The piratical frontman of the Philippines' most dangerous criminal gang may be dead, but the nation's poverty-stricken south has not suddenly become safer.
Abu Sabaya's death simply means the beginning of the end of the Abu Sayyaf, the Muslim extremist group believed to number no more than 60 and linked by the United States to terrorist mastermind Osama bin Laden's al-Qaeda network.
Apart from Philippine Government officials eager for American military and financial support for their country, few Filipinos refer to the Abu Sayyaf as terrorists. The group does have satellite telephones, but its ambitions do not extend beyond kidnapping foreigners for ransom from tourist resorts and banditry. The proceeds are used to buy expensive trinkets, weapons and the support of impoverished villagers.
This is not to belittle the Abu Sayyaf's activities. They have hurt the Philippines' tourism industry and turned peaceful farming communities into war zones. Thousands of Filipino and US troops are combing the Muslim-dominant islands of Mindanao, Basilan and Jolo for the remnants of the group.
Abu Sabaya was personally responsible for dozens of executions. His shooting on a boat in Sibuco Bay does not destroy the Abu Sayyaf. They are one leader less, but not finished.
Such groups will only be eliminated when the lives of people in the southern Philippines improves. Aid and development programmes implemented by the Government and the US are slowly making this happen.

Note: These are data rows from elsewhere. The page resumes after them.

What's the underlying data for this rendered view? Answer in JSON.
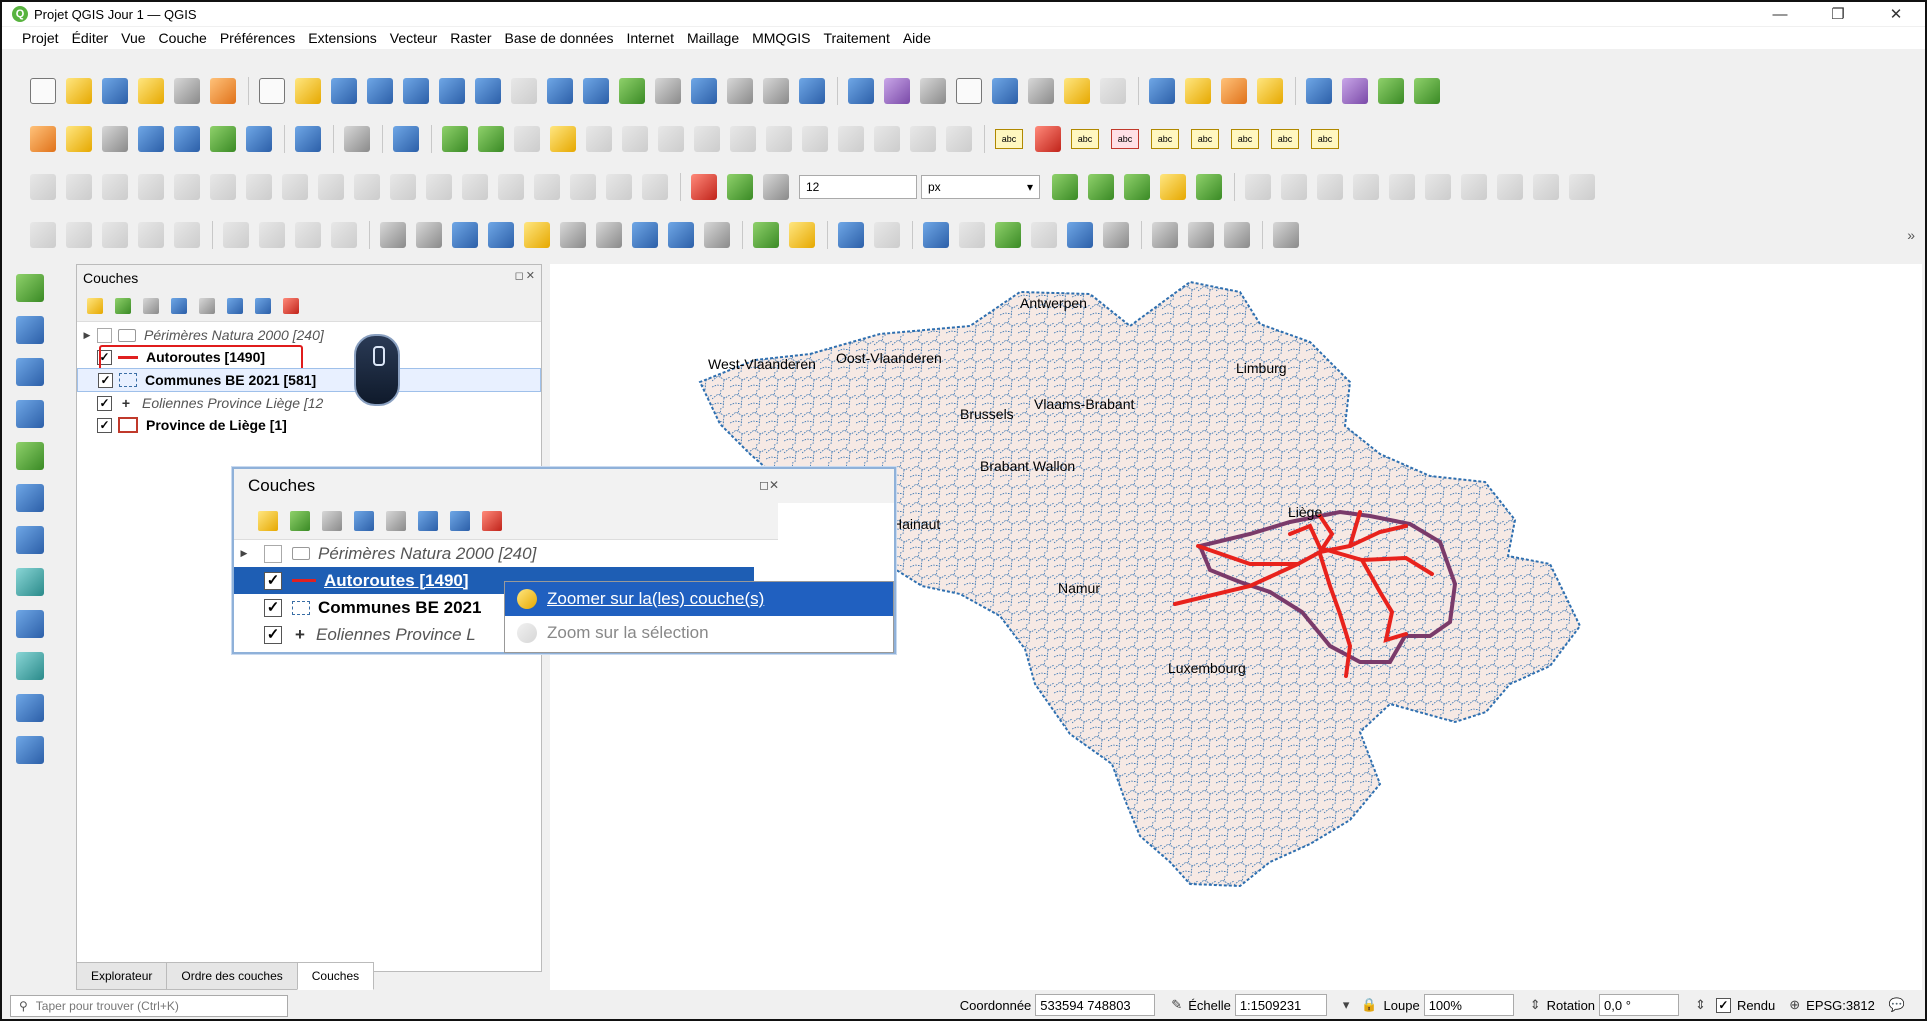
{
  "window": {
    "title": "Projet QGIS Jour 1 — QGIS",
    "controls": {
      "minimize": "—",
      "restore": "❐",
      "close": "✕"
    }
  },
  "menu": [
    "Projet",
    "Éditer",
    "Vue",
    "Couche",
    "Préférences",
    "Extensions",
    "Vecteur",
    "Raster",
    "Base de données",
    "Internet",
    "Maillage",
    "MMQGIS",
    "Traitement",
    "Aide"
  ],
  "toolbar": {
    "snapping_tolerance": "12",
    "snapping_unit": "px",
    "label_tool_text": "abc"
  },
  "layers_panel": {
    "title": "Couches",
    "layers": [
      {
        "name": "Périmères Natura 2000 [240]",
        "checked": false
      },
      {
        "name": "Autoroutes [1490]",
        "checked": true
      },
      {
        "name": "Communes BE 2021 [581]",
        "checked": true
      },
      {
        "name": "Eoliennes Province Liège [12",
        "checked": true
      },
      {
        "name": "Province de Liège [1]",
        "checked": true
      }
    ],
    "tabs": [
      "Explorateur",
      "Ordre des couches",
      "Couches"
    ],
    "active_tab": "Couches"
  },
  "inset": {
    "title": "Couches",
    "layers": [
      {
        "name": "Périmères Natura 2000 [240]",
        "checked": false
      },
      {
        "name": "Autoroutes [1490]",
        "checked": true
      },
      {
        "name": "Communes BE 2021",
        "checked": true
      },
      {
        "name": "Eoliennes Province L",
        "checked": true
      }
    ],
    "context_menu": [
      {
        "label": "Zoomer sur la(les) couche(s)",
        "enabled": true
      },
      {
        "label": "Zoom sur la sélection",
        "enabled": false
      }
    ]
  },
  "map": {
    "labels": [
      "Antwerpen",
      "West-Vlaanderen",
      "Oost-Vlaanderen",
      "Limburg",
      "Brussels",
      "Vlaams-Brabant",
      "Brabant Wallon",
      "Liège",
      "Hainaut",
      "Namur",
      "Luxembourg"
    ],
    "colors": {
      "communes_fill": "#f6e9e4",
      "communes_border": "#2e6fb0",
      "autoroutes": "#e8221c",
      "province": "#7a3a6a"
    }
  },
  "statusbar": {
    "search_placeholder": "Taper pour trouver (Ctrl+K)",
    "coord_label": "Coordonnée",
    "coord_value": "533594  748803",
    "scale_label": "Échelle",
    "scale_value": "1:1509231",
    "magnifier_label": "Loupe",
    "magnifier_value": "100%",
    "rotation_label": "Rotation",
    "rotation_value": "0,0 °",
    "render_label": "Rendu",
    "crs": "EPSG:3812"
  }
}
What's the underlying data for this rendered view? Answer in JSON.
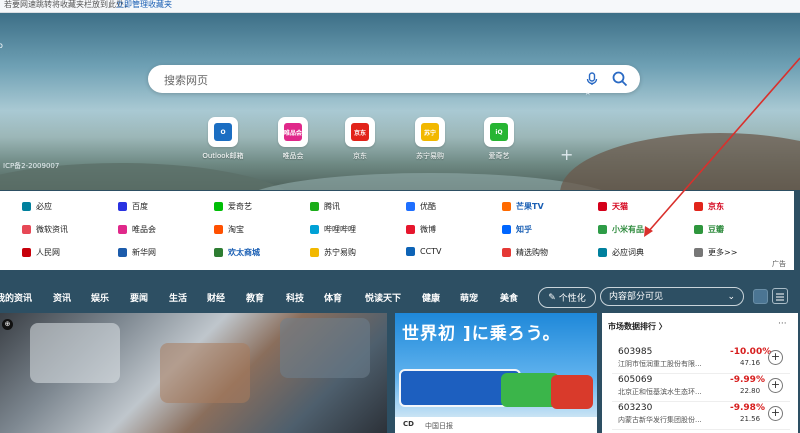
{
  "topbar": {
    "note": "若要网速跳转将收藏夹栏放到此处，",
    "link": "立即管理收藏夹"
  },
  "hero": {
    "search_placeholder": "搜索网页",
    "caret": "⌃",
    "left_edge": "o",
    "icp": "ICP备2-2009007",
    "tiles": [
      {
        "label": "Outlook邮箱",
        "icon": "outlook-icon",
        "short": "O",
        "color": "#1b6ec2"
      },
      {
        "label": "唯品会",
        "icon": "vipshop-icon",
        "short": "唯品会",
        "color": "#e0288a"
      },
      {
        "label": "京东",
        "icon": "jd-icon",
        "short": "京东",
        "color": "#e2231a"
      },
      {
        "label": "苏宁易购",
        "icon": "suning-icon",
        "short": "苏宁",
        "color": "#f2b800"
      },
      {
        "label": "爱奇艺",
        "icon": "iqiyi-icon",
        "short": "iQ",
        "color": "#27b533"
      }
    ],
    "add": "+"
  },
  "sites": {
    "rows": [
      [
        {
          "label": "必应",
          "color": "#00809d",
          "icon": "bing-icon",
          "style": "normal"
        },
        {
          "label": "百度",
          "color": "#2932e1",
          "icon": "baidu-icon",
          "style": "normal"
        },
        {
          "label": "爱奇艺",
          "color": "#00be06",
          "icon": "iqiyi-icon",
          "style": "normal"
        },
        {
          "label": "腾讯",
          "color": "#1aad19",
          "icon": "tencent-icon",
          "style": "normal"
        },
        {
          "label": "优酷",
          "color": "#1f6fff",
          "icon": "youku-icon",
          "style": "normal"
        },
        {
          "label": "芒果TV",
          "color": "#ff6a00",
          "icon": "mgtv-icon",
          "style": "blue"
        },
        {
          "label": "天猫",
          "color": "#d4001a",
          "icon": "tmall-icon",
          "style": "red"
        },
        {
          "label": "京东",
          "color": "#e1251b",
          "icon": "jd-icon",
          "style": "red"
        }
      ],
      [
        {
          "label": "微软资讯",
          "color": "#e74856",
          "icon": "msn-icon",
          "style": "normal"
        },
        {
          "label": "唯品会",
          "color": "#e0288a",
          "icon": "vipshop-icon",
          "style": "normal"
        },
        {
          "label": "淘宝",
          "color": "#ff5000",
          "icon": "taobao-icon",
          "style": "normal"
        },
        {
          "label": "哔哩哔哩",
          "color": "#00a1d6",
          "icon": "bilibili-icon",
          "style": "normal"
        },
        {
          "label": "微博",
          "color": "#e6162d",
          "icon": "weibo-icon",
          "style": "normal"
        },
        {
          "label": "知乎",
          "color": "#0066ff",
          "icon": "zhihu-icon",
          "style": "blue"
        },
        {
          "label": "小米有品",
          "color": "#2e9c47",
          "icon": "xiaomi-youpin-icon",
          "style": "green"
        },
        {
          "label": "豆瓣",
          "color": "#2e963d",
          "icon": "douban-icon",
          "style": "green"
        }
      ],
      [
        {
          "label": "人民网",
          "color": "#c7000b",
          "icon": "people-icon",
          "style": "normal"
        },
        {
          "label": "新华网",
          "color": "#1c5bab",
          "icon": "xinhua-icon",
          "style": "normal"
        },
        {
          "label": "欢太商城",
          "color": "#2e7d32",
          "icon": "heytap-icon",
          "style": "blue"
        },
        {
          "label": "苏宁易购",
          "color": "#f2b800",
          "icon": "suning-icon",
          "style": "normal"
        },
        {
          "label": "CCTV",
          "color": "#0d63b6",
          "icon": "cctv-icon",
          "style": "normal"
        },
        {
          "label": "精选购物",
          "color": "#e53935",
          "icon": "shopping-icon",
          "style": "normal"
        },
        {
          "label": "必应词典",
          "color": "#00809d",
          "icon": "bing-dict-icon",
          "style": "normal"
        },
        {
          "label": "更多>>",
          "color": "#777777",
          "icon": "more-icon",
          "style": "normal"
        }
      ]
    ],
    "ad_label": "广告"
  },
  "nav": {
    "items": [
      "我的资讯",
      "资讯",
      "娱乐",
      "要闻",
      "生活",
      "财经",
      "教育",
      "科技",
      "体育",
      "悦读天下",
      "健康",
      "萌宠",
      "美食"
    ],
    "personalize": "个性化",
    "content_select": "内容部分可见"
  },
  "feed": {
    "badge": "⊕"
  },
  "ad_card": {
    "title": "世界初 ]に乗ろう。",
    "source_logo": "CD",
    "source": "中国日报"
  },
  "market": {
    "title": "市场数据排行 〉",
    "more": "···",
    "stocks": [
      {
        "code": "603985",
        "name": "江阴市恒润重工股份有限...",
        "change": "-10.00%",
        "price": "47.16"
      },
      {
        "code": "605069",
        "name": "北京正和恒基滨水生态环...",
        "change": "-9.99%",
        "price": "22.80"
      },
      {
        "code": "603230",
        "name": "内蒙古新华发行集团股份...",
        "change": "-9.98%",
        "price": "21.56"
      }
    ],
    "down_color": "#d71e1e"
  },
  "colors": {
    "annotation_arrow": "#d9302c",
    "link": "#1a5fb4"
  }
}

The strategy must be dedicated and long-term and continue long after the Abu Sayyaf are wiped out.